╭──
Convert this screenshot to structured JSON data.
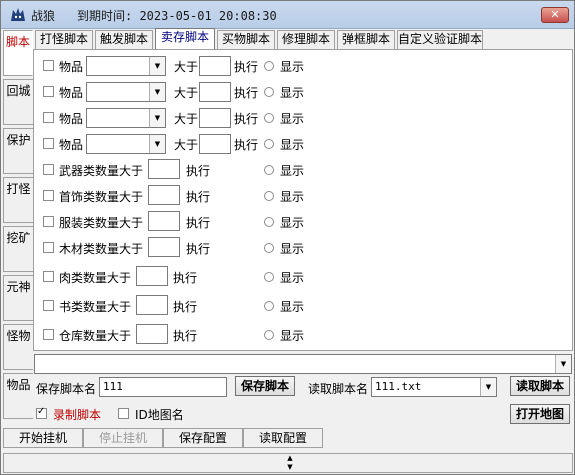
{
  "app": {
    "title": "战狼",
    "expiry_label": "到期时间: 2023-05-01 20:08:30",
    "close_symbol": "✕"
  },
  "side_tabs": [
    {
      "label": "脚本",
      "active": true
    },
    {
      "label": "回城"
    },
    {
      "label": "保护"
    },
    {
      "label": "打怪"
    },
    {
      "label": "挖矿"
    },
    {
      "label": "元神"
    },
    {
      "label": "怪物"
    },
    {
      "label": "物品"
    }
  ],
  "top_tabs": [
    {
      "label": "打怪脚本"
    },
    {
      "label": "触发脚本"
    },
    {
      "label": "卖存脚本",
      "active": true
    },
    {
      "label": "买物脚本"
    },
    {
      "label": "修理脚本"
    },
    {
      "label": "弹框脚本"
    },
    {
      "label": "自定义验证脚本"
    }
  ],
  "item_rows": [
    {
      "label": "物品",
      "greater": "大于",
      "exec": "执行",
      "show": "显示",
      "value": ""
    },
    {
      "label": "物品",
      "greater": "大于",
      "exec": "执行",
      "show": "显示",
      "value": ""
    },
    {
      "label": "物品",
      "greater": "大于",
      "exec": "执行",
      "show": "显示",
      "value": ""
    },
    {
      "label": "物品",
      "greater": "大于",
      "exec": "执行",
      "show": "显示",
      "value": ""
    }
  ],
  "category_rows": [
    {
      "label": "武器类数量大于",
      "exec": "执行",
      "show": "显示"
    },
    {
      "label": "首饰类数量大于",
      "exec": "执行",
      "show": "显示"
    },
    {
      "label": "服装类数量大于",
      "exec": "执行",
      "show": "显示"
    },
    {
      "label": "木材类数量大于",
      "exec": "执行",
      "show": "显示"
    },
    {
      "label": "肉类数量大于",
      "exec": "执行",
      "show": "显示"
    },
    {
      "label": "书类数量大于",
      "exec": "执行",
      "show": "显示"
    },
    {
      "label": "仓库数量大于",
      "exec": "执行",
      "show": "显示"
    }
  ],
  "script_combo": {
    "value": ""
  },
  "save": {
    "label": "保存脚本名",
    "value": "111",
    "button": "保存脚本"
  },
  "load": {
    "label": "读取脚本名",
    "value": "111.txt",
    "button": "读取脚本"
  },
  "record": {
    "label": "录制脚本",
    "checked": true,
    "color": "#c00000"
  },
  "id_map": {
    "label": "ID地图名",
    "checked": false
  },
  "open_map_button": "打开地图",
  "bottom_buttons": [
    {
      "label": "开始挂机"
    },
    {
      "label": "停止挂机",
      "disabled": true
    },
    {
      "label": "保存配置"
    },
    {
      "label": "读取配置"
    }
  ]
}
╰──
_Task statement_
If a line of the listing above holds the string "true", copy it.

_Response below_
      "active": true
      "active": true
    "checked": true,
      "disabled": true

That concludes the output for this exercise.